To succeed in this more dynamic market environment, participants will need tools and systems to actively monitor and forecast all market segments and to optimise between them on a daily basis.

At the beginning of April there was a high volume offered into the STOR market (2,918MW on April 1), before gradually decreasing to 1,220MW on April 15, lower than the target requirement. Offered volumes stabilised in the second half of the month at around 2,000MW. Accepted volumes have ranged between 1,127MW and 1,313MW (excluding April 8 when a system glitch saw no tenders accepted).

There were cases of companies tendering in different units at different prices to test bidding strategies.

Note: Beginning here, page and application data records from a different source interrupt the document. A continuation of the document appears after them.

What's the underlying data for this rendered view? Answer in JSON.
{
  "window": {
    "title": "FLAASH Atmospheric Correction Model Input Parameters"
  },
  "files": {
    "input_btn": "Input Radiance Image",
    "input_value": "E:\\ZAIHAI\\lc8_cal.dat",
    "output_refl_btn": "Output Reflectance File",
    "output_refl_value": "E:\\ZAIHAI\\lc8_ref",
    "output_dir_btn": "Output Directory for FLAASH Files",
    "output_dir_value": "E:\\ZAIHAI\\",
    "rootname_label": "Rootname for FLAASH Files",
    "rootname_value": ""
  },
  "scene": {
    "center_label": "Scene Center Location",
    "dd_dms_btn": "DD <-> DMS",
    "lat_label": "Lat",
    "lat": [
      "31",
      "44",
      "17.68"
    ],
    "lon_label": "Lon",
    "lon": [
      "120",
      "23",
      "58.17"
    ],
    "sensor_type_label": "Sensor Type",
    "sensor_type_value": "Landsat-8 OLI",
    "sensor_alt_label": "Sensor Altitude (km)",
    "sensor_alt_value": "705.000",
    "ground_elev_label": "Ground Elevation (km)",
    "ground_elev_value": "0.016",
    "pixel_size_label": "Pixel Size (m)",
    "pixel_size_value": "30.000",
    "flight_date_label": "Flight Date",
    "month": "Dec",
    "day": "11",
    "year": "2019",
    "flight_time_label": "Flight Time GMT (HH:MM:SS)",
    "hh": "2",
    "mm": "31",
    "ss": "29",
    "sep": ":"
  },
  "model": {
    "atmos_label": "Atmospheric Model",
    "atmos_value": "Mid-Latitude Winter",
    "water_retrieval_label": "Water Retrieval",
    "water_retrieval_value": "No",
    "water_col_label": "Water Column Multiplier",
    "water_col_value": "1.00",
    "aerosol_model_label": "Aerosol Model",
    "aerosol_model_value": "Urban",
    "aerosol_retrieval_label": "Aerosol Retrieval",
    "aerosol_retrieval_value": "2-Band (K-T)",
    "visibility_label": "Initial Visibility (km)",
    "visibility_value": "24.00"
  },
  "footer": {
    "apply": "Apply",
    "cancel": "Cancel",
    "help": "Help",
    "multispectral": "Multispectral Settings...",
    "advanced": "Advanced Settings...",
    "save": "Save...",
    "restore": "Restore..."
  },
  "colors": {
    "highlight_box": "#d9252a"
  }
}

For example, Uniper priced Killingholme 2-1 low at around £0.50/MW/h on most days, while pricing Killingholme 2-2 at around £1.25/MW/h. As a result, 2-1 was usually accepted, while 2-2 was usually rejected, entering the balancing mechanism instead.

STOR versus wholesale market

As shown by the following chart, a unit generating in the wholesale market in April 2021 could have made between £0.80/MW/h and £30.70/MW/h equivalent, at an average of £5.90/MW/h.
When looking only at availability prices for STOR, during this period the wholesale market looked more favourable than STOR for the majority of days. However, the inclusion of any net income from utilisation prices, the details of which are not yet publicly available, may close the gap. Even if this is not taken into account, two days in April are still more favourable to STOR on availability price alone.
The chart shows expected revenues for a 40% efficient peaking unit derived using EnAppSys’ proprietary tools for unit benchmarking and expressed as £/MW/h equivalent for each day:


What is STOR?

As a Reserve service, STOR provides volumes of active power (or demand reduction) into the system to help balance generation with demand, in the event of unforeseen deficits in generation. These deficits may result from sudden generation unavailability (such as a unit trip) or outturn generation being lower than forecast (such as wind out-turning low). STOR is one component of the Reserve held by National Grid, to ensure volumes are available to be called upon when needed.


Both Balancing Mechanism (BM) and non-BM units may provide STOR. BM STOR is activated through the balancing mechanism whilst non-BM STOR is activated through National Grid’s Platform for Ancillary Services (PAS).


Our Ancillary Services platform is now providing insight into the Short-Term Operating Reserve (STOR) service.

Quickly perform your own analysis to identify different trading strategies within the STOR market over time using historic data from 2013 to the present. Create custom dashboards to spot opportunities and pinpoint risks within the Ancillary Service market.

Get in contact now to optimise your revenue streams between STOR and other market segments.